##### The records #####

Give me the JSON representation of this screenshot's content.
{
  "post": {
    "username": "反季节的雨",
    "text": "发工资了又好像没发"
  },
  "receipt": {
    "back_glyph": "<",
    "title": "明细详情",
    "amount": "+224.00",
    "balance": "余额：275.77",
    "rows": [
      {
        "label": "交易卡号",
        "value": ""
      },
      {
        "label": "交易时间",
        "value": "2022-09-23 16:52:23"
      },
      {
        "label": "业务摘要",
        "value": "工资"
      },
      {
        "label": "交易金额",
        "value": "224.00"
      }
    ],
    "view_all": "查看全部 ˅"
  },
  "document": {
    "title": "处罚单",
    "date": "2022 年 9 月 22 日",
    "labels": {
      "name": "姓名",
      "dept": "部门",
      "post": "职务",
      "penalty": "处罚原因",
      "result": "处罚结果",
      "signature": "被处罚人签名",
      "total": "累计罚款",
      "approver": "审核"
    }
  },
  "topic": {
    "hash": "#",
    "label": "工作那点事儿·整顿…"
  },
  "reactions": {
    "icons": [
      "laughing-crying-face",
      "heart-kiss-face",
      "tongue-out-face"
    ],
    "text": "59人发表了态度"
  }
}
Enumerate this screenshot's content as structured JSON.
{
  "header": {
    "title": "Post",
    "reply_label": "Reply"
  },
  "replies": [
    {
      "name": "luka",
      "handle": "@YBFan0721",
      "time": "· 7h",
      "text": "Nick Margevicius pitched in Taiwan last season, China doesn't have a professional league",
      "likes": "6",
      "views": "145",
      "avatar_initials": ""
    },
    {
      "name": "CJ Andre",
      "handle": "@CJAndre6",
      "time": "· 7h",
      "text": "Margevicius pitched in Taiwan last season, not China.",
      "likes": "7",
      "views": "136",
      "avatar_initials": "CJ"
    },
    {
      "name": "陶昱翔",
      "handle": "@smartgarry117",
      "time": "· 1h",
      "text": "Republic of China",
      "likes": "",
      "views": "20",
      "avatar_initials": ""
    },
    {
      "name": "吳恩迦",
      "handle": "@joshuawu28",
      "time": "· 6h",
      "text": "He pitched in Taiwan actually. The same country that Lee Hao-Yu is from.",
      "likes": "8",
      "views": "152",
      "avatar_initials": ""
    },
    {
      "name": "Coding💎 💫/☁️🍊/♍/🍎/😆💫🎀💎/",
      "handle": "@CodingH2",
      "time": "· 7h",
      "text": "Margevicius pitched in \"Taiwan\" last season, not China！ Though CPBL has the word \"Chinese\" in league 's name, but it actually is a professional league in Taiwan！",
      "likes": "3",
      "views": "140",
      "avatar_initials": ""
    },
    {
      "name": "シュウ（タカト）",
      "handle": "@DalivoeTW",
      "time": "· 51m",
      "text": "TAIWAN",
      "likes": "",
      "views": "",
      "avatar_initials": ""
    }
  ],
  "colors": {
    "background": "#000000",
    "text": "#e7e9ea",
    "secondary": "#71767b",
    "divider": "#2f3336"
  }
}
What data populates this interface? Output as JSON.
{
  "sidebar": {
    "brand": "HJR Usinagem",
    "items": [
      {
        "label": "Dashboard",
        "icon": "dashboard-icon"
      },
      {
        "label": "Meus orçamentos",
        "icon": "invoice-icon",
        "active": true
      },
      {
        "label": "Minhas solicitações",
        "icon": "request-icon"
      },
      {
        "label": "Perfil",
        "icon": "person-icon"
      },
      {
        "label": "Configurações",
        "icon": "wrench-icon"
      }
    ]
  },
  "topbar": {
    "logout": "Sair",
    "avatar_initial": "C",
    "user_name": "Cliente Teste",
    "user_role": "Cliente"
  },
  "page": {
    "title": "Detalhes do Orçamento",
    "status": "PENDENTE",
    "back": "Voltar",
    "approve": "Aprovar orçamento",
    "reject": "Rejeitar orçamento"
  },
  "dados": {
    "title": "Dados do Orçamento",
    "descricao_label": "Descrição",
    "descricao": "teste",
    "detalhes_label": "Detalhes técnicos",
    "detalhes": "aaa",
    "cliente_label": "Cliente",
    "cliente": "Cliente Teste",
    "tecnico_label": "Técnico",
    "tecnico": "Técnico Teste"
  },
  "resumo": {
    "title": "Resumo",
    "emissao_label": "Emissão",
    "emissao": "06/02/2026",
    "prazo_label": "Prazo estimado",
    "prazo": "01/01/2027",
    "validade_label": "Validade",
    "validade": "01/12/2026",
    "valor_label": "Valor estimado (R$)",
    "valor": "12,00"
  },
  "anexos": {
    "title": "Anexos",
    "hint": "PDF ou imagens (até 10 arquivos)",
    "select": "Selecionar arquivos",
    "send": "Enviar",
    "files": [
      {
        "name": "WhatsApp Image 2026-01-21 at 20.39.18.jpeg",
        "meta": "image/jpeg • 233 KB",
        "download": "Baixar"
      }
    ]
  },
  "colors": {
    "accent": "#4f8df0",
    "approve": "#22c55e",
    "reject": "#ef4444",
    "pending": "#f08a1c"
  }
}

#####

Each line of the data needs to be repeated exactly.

Finished task:
Give me the JSON representation of this screenshot's content.
{
  "post": {
    "username": "反季节的雨",
    "text": "发工资了又好像没发"
  },
  "receipt": {
    "back_glyph": "<",
    "title": "明细详情",
    "amount": "+224.00",
    "balance": "余额：275.77",
    "rows": [
      {
        "label": "交易卡号",
        "value": ""
      },
      {
        "label": "交易时间",
        "value": "2022-09-23 16:52:23"
      },
      {
        "label": "业务摘要",
        "value": "工资"
      },
      {
        "label": "交易金额",
        "value": "224.00"
      }
    ],
    "view_all": "查看全部 ˅"
  },
  "document": {
    "title": "处罚单",
    "date": "2022 年 9 月 22 日",
    "labels": {
      "name": "姓名",
      "dept": "部门",
      "post": "职务",
      "penalty": "处罚原因",
      "result": "处罚结果",
      "signature": "被处罚人签名",
      "total": "累计罚款",
      "approver": "审核"
    }
  },
  "topic": {
    "hash": "#",
    "label": "工作那点事儿·整顿…"
  },
  "reactions": {
    "icons": [
      "laughing-crying-face",
      "heart-kiss-face",
      "tongue-out-face"
    ],
    "text": "59人发表了态度"
  }
}
Enumerate this screenshot's content as structured JSON.
{
  "header": {
    "title": "Post",
    "reply_label": "Reply"
  },
  "replies": [
    {
      "name": "luka",
      "handle": "@YBFan0721",
      "time": "· 7h",
      "text": "Nick Margevicius pitched in Taiwan last season, China doesn't have a professional league",
      "likes": "6",
      "views": "145",
      "avatar_initials": ""
    },
    {
      "name": "CJ Andre",
      "handle": "@CJAndre6",
      "time": "· 7h",
      "text": "Margevicius pitched in Taiwan last season, not China.",
      "likes": "7",
      "views": "136",
      "avatar_initials": "CJ"
    },
    {
      "name": "陶昱翔",
      "handle": "@smartgarry117",
      "time": "· 1h",
      "text": "Republic of China",
      "likes": "",
      "views": "20",
      "avatar_initials": ""
    },
    {
      "name": "吳恩迦",
      "handle": "@joshuawu28",
      "time": "· 6h",
      "text": "He pitched in Taiwan actually. The same country that Lee Hao-Yu is from.",
      "likes": "8",
      "views": "152",
      "avatar_initials": ""
    },
    {
      "name": "Coding💎 💫/☁️🍊/♍/🍎/😆💫🎀💎/",
      "handle": "@CodingH2",
      "time": "· 7h",
      "text": "Margevicius pitched in \"Taiwan\" last season, not China！ Though CPBL has the word \"Chinese\" in league 's name, but it actually is a professional league in Taiwan！",
      "likes": "3",
      "views": "140",
      "avatar_initials": ""
    },
    {
      "name": "シュウ（タカト）",
      "handle": "@DalivoeTW",
      "time": "· 51m",
      "text": "TAIWAN",
      "likes": "",
      "views": "",
      "avatar_initials": ""
    }
  ],
  "colors": {
    "background": "#000000",
    "text": "#e7e9ea",
    "secondary": "#71767b",
    "divider": "#2f3336"
  }
}
What data populates this interface? Output as JSON.
{
  "sidebar": {
    "brand": "HJR Usinagem",
    "items": [
      {
        "label": "Dashboard",
        "icon": "dashboard-icon"
      },
      {
        "label": "Meus orçamentos",
        "icon": "invoice-icon",
        "active": true
      },
      {
        "label": "Minhas solicitações",
        "icon": "request-icon"
      },
      {
        "label": "Perfil",
        "icon": "person-icon"
      },
      {
        "label": "Configurações",
        "icon": "wrench-icon"
      }
    ]
  },
  "topbar": {
    "logout": "Sair",
    "avatar_initial": "C",
    "user_name": "Cliente Teste",
    "user_role": "Cliente"
  },
  "page": {
    "title": "Detalhes do Orçamento",
    "status": "PENDENTE",
    "back": "Voltar",
    "approve": "Aprovar orçamento",
    "reject": "Rejeitar orçamento"
  },
  "dados": {
    "title": "Dados do Orçamento",
    "descricao_label": "Descrição",
    "descricao": "teste",
    "detalhes_label": "Detalhes técnicos",
    "detalhes": "aaa",
    "cliente_label": "Cliente",
    "cliente": "Cliente Teste",
    "tecnico_label": "Técnico",
    "tecnico": "Técnico Teste"
  },
  "resumo": {
    "title": "Resumo",
    "emissao_label": "Emissão",
    "emissao": "06/02/2026",
    "prazo_label": "Prazo estimado",
    "prazo": "01/01/2027",
    "validade_label": "Validade",
    "validade": "01/12/2026",
    "valor_label": "Valor estimado (R$)",
    "valor": "12,00"
  },
  "anexos": {
    "title": "Anexos",
    "hint": "PDF ou imagens (até 10 arquivos)",
    "select": "Selecionar arquivos",
    "send": "Enviar",
    "files": [
      {
        "name": "WhatsApp Image 2026-01-21 at 20.39.18.jpeg",
        "meta": "image/jpeg • 233 KB",
        "download": "Baixar"
      }
    ]
  },
  "colors": {
    "accent": "#4f8df0",
    "approve": "#22c55e",
    "reject": "#ef4444",
    "pending": "#f08a1c"
  }
}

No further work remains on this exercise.